It takes a village to battle a pandemic. Every day, healthcare workers use Personal Protective Equipment (PPE) to protect themselves, patients and others while providing care. Properly using PPE helps prevent the spread of infection.
Because of the COVID-19 pandemic, there is an increased demand for PPE. This demand has diminished the supply, and the PPE shortages are creating tremendous challenges for hospitals and healthcare systems around the world. For Augusta Health, facing this challenge has been eased by the community that surrounds it.
The Augusta Health Foundation is coordinating the donations of supplies, food and financial support from the community.

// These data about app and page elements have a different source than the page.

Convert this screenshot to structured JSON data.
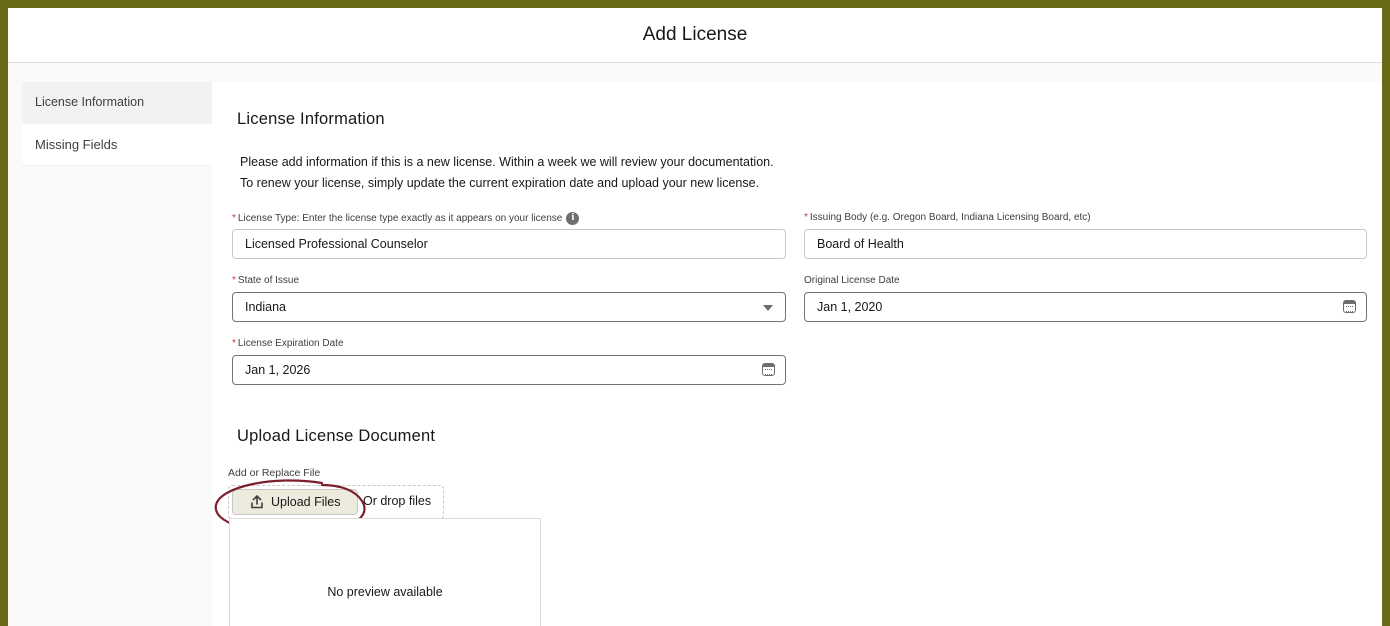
{
  "header": {
    "title": "Add License"
  },
  "nav": {
    "items": [
      {
        "label": "License Information",
        "active": true
      },
      {
        "label": "Missing Fields",
        "active": false
      }
    ]
  },
  "license_info": {
    "section_title": "License Information",
    "description_line1": "Please add information if this is a new license. Within a week we will review your documentation.",
    "description_line2": "To renew your license, simply update the current expiration date and upload your new license.",
    "license_type": {
      "label": "License Type: Enter the license type exactly as it appears on your license",
      "required": "*",
      "value": "Licensed Professional Counselor"
    },
    "issuing_body": {
      "label": "Issuing Body (e.g. Oregon Board, Indiana Licensing Board, etc)",
      "required": "*",
      "value": "Board of Health"
    },
    "state_of_issue": {
      "label": "State of Issue",
      "required": "*",
      "value": "Indiana"
    },
    "original_license_date": {
      "label": "Original License Date",
      "value": "Jan 1, 2020"
    },
    "license_expiration_date": {
      "label": "License Expiration Date",
      "required": "*",
      "value": "Jan 1, 2026"
    }
  },
  "upload": {
    "section_title": "Upload License Document",
    "field_label": "Add or Replace File",
    "button_label": "Upload Files",
    "drop_text": "Or drop files",
    "preview_text": "No preview available"
  },
  "colors": {
    "frame": "#6b6a17",
    "required": "#c23934",
    "highlight_circle": "#7a1f2b",
    "upload_button_bg": "#ecebdd"
  }
}
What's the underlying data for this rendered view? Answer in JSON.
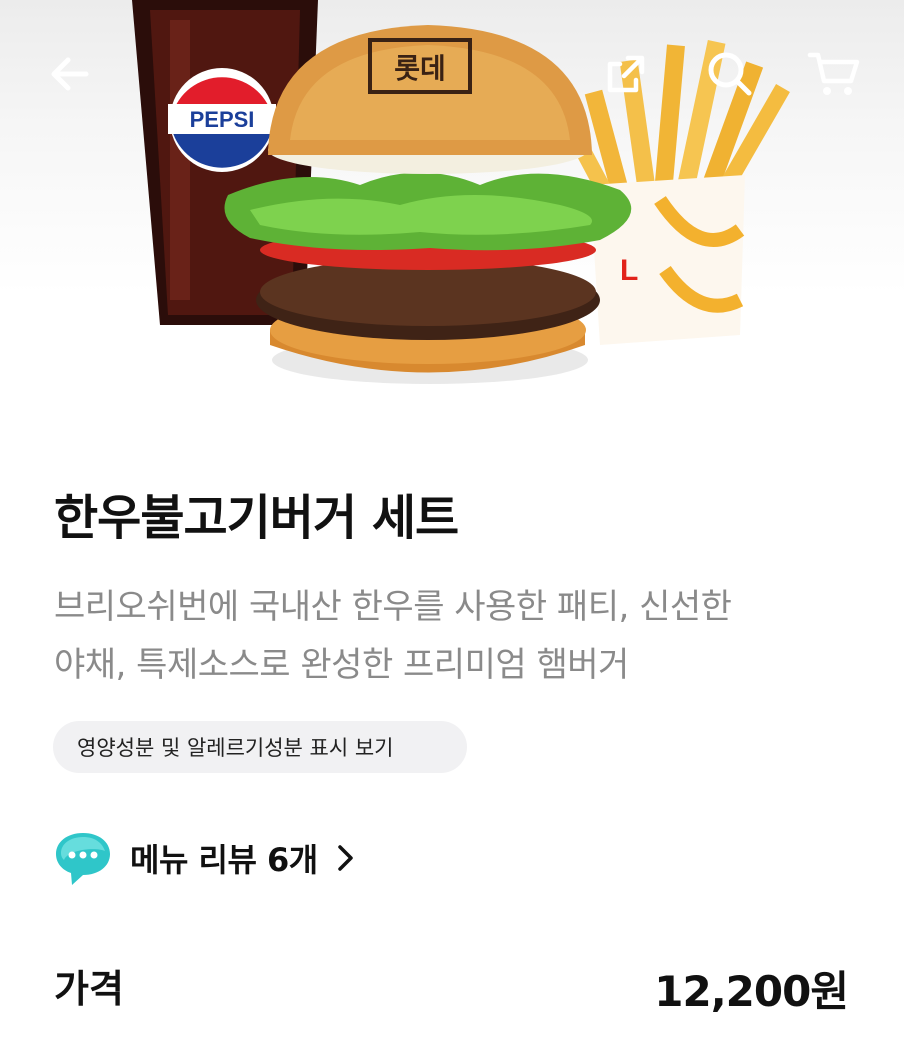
{
  "hero": {
    "cup_brand": "PEPSI",
    "bun_stamp": "롯데",
    "fries_logo": "L"
  },
  "topbar": {
    "icons": [
      "back-arrow-icon",
      "share-icon",
      "search-icon",
      "cart-icon"
    ]
  },
  "product": {
    "name": "한우불고기버거 세트",
    "description_line1": "브리오쉬번에 국내산 한우를 사용한 패티, 신선한",
    "description_line2": "야채, 특제소스로 완성한 프리미엄 햄버거",
    "nutrition_link": "영양성분 및 알레르기성분 표시 보기"
  },
  "review": {
    "label": "메뉴 리뷰 6개"
  },
  "price": {
    "label": "가격",
    "value": "12,200원"
  },
  "colors": {
    "review_bubble": "#2fc6c9",
    "chip_bg": "#f1f1f3",
    "description": "#8a8a8a"
  }
}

"Augusta Health is incredibly grateful for the overwhelming response of our community to help our healthcare workers and our patients with donations of all kinds, but particularly those donations of Personal Protective Equipment. Our community's manufacturers, retailers and schools have been very generous in providing us with these needed supplies," says Tami Radecke, Executive Director of Augusta Health Foundation. "It's truly a reflection of a remarkable community."
And along with support from local businesses and school, some more unusual and creative partnerships and collaborations to produce PPE for Augusta Health have developed: two distilleries, a library, and a legion of home sewers. A 3D focus on the library:
When you can’t buy a face shield, it turns out your local library can print them for you.
The main branch of the Augusta County Library is just down the road from Augusta Health. The Library has a 3D printer that is used by its patrons to print a variety of objects from boat parts to miniature Eiffel Towers. Currently, systems technician Matt Frenger is using it—almost around the clock—to print face shields for the staff at Augusta Health.
"I saw a post by Josef Prusa, who developed our brand of 3D printer about making face shields," says Frenger. "Then I found a higher quality version with a modified piece over the forehead that allows for better airflow. So we printed a couple of samples, and (colleague) Ali McCue connected with Augusta Health. We're now in the process of making 400 face shields for the hospital."
It's quite a process. The 3D printer can print two face shields at the same time, but it's a two hour process. Frenger is running the printer about 16 hours a day and expects he'll need about 300 hours of total print time. The Library is considering bringing in a second 3D printer to be able to complete the task sooner.
"We were aware of the PPE shortage, and this just seemed like a good way to contribute to the community," says Frenger. "We're trying to do as much as we can, and this is a creative way to handle the shortages."
So in an unprecedented time and facing an unpredictable disease and while keeping an appropriate social distance, an entire village—a community of support—has risen to help each other through it.
We stand together, even when we are apart.
If you are interested in joining the village, please visit our Community Support page.